By collaborating with conditionality in this way, PPIAF undermines a country’s right to decide how to run its public services. Also, as PPIAF, by definition, only funds privatisation processes (as opposed to public-orientated reforms), it will carry out ‘options studies’ to only assess the type of privatisation to be implemented, not the principle of privatisation per se.

As the report details, there are many criticisms that can be levelled against the organisation PPIAF and the way that it operates. However, the report’s strongest criticisms are reserved for the donors who give their political and financial support to PPIAF.

The report contrasts donor support for PPIAF and public-private partnerships with the absence of any international donor-supported mechanism to exclusively support public sector reform and public-public partnerships (PUPs) in the water sector.
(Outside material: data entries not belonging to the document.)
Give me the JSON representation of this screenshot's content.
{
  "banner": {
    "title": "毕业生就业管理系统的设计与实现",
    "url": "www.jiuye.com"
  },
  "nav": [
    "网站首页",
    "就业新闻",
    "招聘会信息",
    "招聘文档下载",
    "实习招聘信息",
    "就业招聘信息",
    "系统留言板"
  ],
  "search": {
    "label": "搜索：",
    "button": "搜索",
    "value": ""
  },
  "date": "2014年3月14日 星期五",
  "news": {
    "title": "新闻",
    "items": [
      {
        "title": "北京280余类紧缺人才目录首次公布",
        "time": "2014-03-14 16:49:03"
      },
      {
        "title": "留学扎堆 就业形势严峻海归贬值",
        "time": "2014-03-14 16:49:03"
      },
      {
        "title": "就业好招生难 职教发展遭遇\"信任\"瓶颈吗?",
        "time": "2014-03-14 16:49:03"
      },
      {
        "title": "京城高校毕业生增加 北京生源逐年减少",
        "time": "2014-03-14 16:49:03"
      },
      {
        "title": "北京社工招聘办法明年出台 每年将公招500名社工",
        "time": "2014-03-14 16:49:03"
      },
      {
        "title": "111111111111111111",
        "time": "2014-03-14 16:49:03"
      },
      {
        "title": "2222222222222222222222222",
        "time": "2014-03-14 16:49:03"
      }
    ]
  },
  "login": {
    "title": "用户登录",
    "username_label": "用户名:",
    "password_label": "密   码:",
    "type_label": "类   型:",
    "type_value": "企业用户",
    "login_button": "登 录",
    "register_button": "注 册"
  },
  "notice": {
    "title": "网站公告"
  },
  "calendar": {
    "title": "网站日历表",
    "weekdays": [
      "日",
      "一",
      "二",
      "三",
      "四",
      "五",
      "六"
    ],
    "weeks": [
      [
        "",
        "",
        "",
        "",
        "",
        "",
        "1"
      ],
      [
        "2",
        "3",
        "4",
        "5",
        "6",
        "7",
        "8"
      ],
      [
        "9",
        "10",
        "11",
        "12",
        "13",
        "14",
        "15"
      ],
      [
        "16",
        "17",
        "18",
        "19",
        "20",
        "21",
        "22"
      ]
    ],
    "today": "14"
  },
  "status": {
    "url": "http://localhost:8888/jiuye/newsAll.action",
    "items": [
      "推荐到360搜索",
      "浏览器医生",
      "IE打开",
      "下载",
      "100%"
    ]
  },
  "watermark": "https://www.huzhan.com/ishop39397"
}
PUPs are one way in which expertise, good practice and success within public utilities can be shared with other providers in order to build capacity within the sector and to make progress towards the MDGs. PUPs can be cost-effective as they operate on a not-for-profit basis and they can bring targeted expertise into the public sector from elsewhere in the public sector.

In particular, PUPs could particularly focus on disseminating expertise from within the global south where water distribution to extremely poor communities is being addressed on a daily basis. Among the key recommendations in the report is to set up a facility to exclusively support PUPs in the water and sanitation sector, eg, not-for-profit exchanges between different public utilities, and other stakeholders. We hope that the Commission will actively support such an initiative.
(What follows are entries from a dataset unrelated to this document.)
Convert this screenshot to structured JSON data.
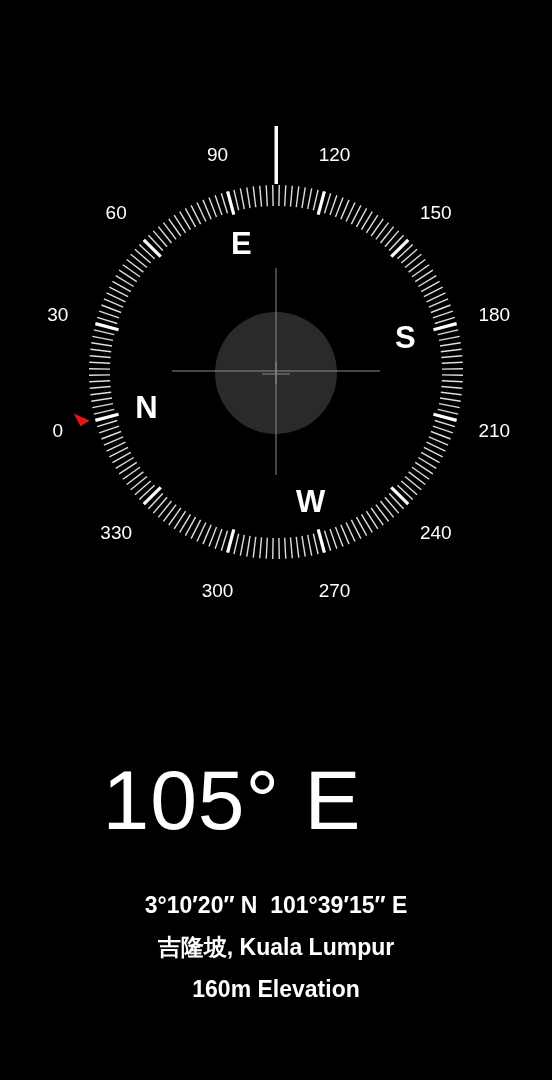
{
  "dial_labels": [
    "0",
    "30",
    "60",
    "90",
    "120",
    "150",
    "180",
    "210",
    "240",
    "270",
    "300",
    "330"
  ],
  "cardinals": [
    "N",
    "E",
    "S",
    "W"
  ],
  "heading": "105° E",
  "coordinates": "3°10′20″ N  101°39′15″ E",
  "location": "吉隆坡, Kuala Lumpur",
  "elevation": "160m Elevation"
}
PPIAF is a relic of the 1990s when donors pinned their hopes on private water companies providing the finance necessary to solve the global water crisis. We are writing to other donors to PPIAF to ask that they withdraw all funding from PPIAF that is used for projects in the area of water and sanitation and that PPIAF’s remit is changed to prevent future work in this area. Donors should also withdraw all funding from PPIAF that is used for so-called ‘consensus building’ projects.

It is our sincere hope that you will assess the findings of the report and reach the conclusion that the Commission should not make any further financial contributions to PPIAF, nor will it attend future PPIAF meetings.

We look forward to hearing from you.

11.11.11: the coalition of the Flemish North-South Movement - Belgium
ABVAKABO FNV - The Netherlands
Afrika-Europa Netwerk - The Netherlands
Banglapraxis - Bangladesh
Blue Planet Project / Council of Canadians - Canada
Campaign to Reform the World Bank – Italy
Corporate Accountability International – USA
Corporate Europe Observatory - The Netherlands
Ecologistas en Acci¡¦ - Spain
EPSU – European Federation of Public Service Unions
FERN: the Forests and the European Union Resource Network – Belgium
FIVAS - Norway
Food and Water Watch - USA
Foundation for Grassroots Initiatives in Africa - Ghana
France Libert¡¦ Fondation Danielle Mitterrand - France
Friends of the Earth - Canada
Globalization Monitor - Hong Kong
Japan Center for a Sustainable Environment and Society - Japan
Latin America Solidarity Centre - Ireland
Les Amis de la Terre – France
Manthan Adhyayan Kendra - India
NOAH: Friends of the Earth - Denmark
Public Services International
PSI-Thai Affiliates Council - Thailand
REDES-Amigos de la Tierra - Uruguay
Tearfund – UK
Transnational Institute - The Netherlands
UK WILPF - UK
UNISON – UK
UNISON Scotland – Scotland
Water Movement - Norway
WIDE: Globalising Gender Equality and Social Justice - Belgium
World Development Movement - United Kingdom

Please reply care of World Development Movement, 66 Offley Road,
London SW9 OLS, UK

 



Welcome to the resource section. Here you can find a wealth of analysis about (alternatives to) privatisation, public-public partnerships, financing public water and other key topics.